The library, located in the north wing, opened in 1926. It housed 2,000 volumes and could seat approximately 85 students. The room was furnished with oak tables with “battleship linoleum writing surfaces.” The upper parts of the walls were painted white while the lower walls were of greenish-brown stained woodwork.

Roosevelt did not have an easy time remaining open. It was first threatened with closure in 1929, but it weathered the threat and continued to grow for the next two decades. During the 1950s, however, education trends began to shift away from university maintained laboratory schools. The first of these to close shut its doors in 1955, and in 1961, Roosevelt was again threatened with closure. Again, it survived, but time was running out. In 1966, the Educational Appropriation Act (Public Act 285) passed the state congress.
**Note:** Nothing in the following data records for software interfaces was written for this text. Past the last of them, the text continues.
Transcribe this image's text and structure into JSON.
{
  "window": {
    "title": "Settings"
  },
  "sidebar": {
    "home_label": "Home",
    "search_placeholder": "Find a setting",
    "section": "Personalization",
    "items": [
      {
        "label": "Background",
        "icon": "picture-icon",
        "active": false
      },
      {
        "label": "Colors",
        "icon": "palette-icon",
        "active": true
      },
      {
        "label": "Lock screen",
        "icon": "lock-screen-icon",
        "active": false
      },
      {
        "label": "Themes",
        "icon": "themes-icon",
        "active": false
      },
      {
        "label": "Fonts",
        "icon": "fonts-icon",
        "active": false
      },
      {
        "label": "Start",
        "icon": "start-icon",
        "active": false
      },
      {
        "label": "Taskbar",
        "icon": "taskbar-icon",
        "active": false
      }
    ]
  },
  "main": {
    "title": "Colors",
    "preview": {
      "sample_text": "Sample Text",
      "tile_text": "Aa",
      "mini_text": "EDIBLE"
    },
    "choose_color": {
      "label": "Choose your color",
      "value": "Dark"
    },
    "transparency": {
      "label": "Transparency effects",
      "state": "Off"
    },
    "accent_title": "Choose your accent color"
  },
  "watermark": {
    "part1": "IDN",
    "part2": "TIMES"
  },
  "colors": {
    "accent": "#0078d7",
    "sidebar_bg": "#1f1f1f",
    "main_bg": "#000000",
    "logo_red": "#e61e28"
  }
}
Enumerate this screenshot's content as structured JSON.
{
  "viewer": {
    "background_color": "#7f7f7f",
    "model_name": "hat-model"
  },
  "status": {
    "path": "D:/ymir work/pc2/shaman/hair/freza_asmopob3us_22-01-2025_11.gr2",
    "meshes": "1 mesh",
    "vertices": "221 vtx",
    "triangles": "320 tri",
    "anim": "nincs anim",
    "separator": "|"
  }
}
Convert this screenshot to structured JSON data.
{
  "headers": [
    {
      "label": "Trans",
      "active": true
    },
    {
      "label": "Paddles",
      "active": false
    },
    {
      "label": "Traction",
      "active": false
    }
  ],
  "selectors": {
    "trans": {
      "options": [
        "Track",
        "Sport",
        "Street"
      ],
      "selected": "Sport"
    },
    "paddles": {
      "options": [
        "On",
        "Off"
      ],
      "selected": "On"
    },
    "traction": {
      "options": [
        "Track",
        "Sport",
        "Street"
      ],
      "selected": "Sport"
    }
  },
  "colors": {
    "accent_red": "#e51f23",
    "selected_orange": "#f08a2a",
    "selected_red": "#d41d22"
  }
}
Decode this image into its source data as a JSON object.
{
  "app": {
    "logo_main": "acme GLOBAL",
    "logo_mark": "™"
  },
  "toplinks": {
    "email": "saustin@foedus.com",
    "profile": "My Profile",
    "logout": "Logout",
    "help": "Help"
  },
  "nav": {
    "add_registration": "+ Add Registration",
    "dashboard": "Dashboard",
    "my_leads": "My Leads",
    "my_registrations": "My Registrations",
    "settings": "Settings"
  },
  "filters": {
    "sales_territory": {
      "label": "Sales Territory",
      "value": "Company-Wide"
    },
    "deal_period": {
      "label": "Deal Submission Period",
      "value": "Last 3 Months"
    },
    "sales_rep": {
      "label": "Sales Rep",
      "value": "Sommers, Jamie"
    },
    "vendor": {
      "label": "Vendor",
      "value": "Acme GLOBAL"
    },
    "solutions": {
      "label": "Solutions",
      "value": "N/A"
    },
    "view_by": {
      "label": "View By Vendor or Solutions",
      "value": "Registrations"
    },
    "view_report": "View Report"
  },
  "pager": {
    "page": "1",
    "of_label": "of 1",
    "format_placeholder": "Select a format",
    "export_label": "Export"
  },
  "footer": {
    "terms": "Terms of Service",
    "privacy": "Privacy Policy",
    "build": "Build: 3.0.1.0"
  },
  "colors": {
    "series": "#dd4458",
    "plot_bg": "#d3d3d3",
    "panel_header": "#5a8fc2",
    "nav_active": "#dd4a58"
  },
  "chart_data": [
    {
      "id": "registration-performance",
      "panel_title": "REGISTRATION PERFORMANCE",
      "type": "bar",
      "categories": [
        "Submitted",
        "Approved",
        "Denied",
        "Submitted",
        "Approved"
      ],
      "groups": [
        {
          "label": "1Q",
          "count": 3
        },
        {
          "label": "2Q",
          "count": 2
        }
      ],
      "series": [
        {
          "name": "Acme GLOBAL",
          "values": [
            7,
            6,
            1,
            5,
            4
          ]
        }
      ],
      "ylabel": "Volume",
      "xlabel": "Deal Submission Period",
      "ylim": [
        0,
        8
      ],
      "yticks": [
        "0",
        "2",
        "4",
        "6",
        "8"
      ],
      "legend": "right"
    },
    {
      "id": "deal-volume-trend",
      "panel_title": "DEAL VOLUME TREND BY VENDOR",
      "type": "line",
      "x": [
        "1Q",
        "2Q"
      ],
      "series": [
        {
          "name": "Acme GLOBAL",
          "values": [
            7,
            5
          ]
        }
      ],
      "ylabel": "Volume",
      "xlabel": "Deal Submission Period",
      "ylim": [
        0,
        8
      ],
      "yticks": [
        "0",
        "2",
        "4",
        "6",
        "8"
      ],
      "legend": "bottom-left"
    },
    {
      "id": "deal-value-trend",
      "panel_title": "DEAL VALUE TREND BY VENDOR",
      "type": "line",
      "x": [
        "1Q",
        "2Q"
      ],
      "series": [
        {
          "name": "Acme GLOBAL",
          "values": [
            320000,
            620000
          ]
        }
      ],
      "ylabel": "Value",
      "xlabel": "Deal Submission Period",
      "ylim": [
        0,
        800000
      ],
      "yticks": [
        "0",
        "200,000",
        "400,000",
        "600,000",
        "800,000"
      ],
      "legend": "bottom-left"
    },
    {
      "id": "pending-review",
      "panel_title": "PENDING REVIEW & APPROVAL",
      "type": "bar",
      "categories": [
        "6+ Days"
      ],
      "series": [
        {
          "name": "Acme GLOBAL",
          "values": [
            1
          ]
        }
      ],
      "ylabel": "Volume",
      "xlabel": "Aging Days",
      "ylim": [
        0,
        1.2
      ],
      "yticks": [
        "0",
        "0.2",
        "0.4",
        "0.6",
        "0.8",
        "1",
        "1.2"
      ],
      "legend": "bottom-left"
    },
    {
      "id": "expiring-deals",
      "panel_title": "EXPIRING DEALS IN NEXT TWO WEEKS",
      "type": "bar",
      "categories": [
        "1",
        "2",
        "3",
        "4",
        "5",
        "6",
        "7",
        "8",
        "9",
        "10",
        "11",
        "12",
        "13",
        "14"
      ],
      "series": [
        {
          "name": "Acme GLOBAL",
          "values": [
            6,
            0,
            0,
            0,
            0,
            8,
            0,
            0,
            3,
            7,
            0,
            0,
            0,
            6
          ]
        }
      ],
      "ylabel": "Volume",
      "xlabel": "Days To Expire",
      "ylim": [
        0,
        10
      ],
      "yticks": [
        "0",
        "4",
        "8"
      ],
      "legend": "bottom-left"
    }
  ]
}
It required that Roosevelt School be completely phased out by June 1969. Roosevelt School’s career had come to an end and so had the tradition of a university laboratory school, begun in 1853 with cramped classrooms in the Old Main building.

One student, saddened by the close of the school published this eulogy in the Rough Rider, Roosevelt School student newspaper:

“Since it must go
Let it go out in a style
Typical of Roosevelt…
With dignity…
The school is dead
Long live the school.”

In 1973 Roosevelt was remodeled and expanded to be used as EMU classroom space. A $2.1 million dollar appropriation made it possible to update Roosevelt for the Home Economics and Military Science Departments. Three-quarters of the space was granted to Home Economics allowing it an opportunity for more extensive research and consulting. The military facilities included a gun range in the basement that could accommodate 20 people at a time. A minor in military science was available from the school.

Today the building still houses the Military Science Department but also house the Department of Human, Environmental, and Consumer Resources.

Location - Roosevelt Hall


Location of Roosevelt Hall (Click on the image for a bigger view)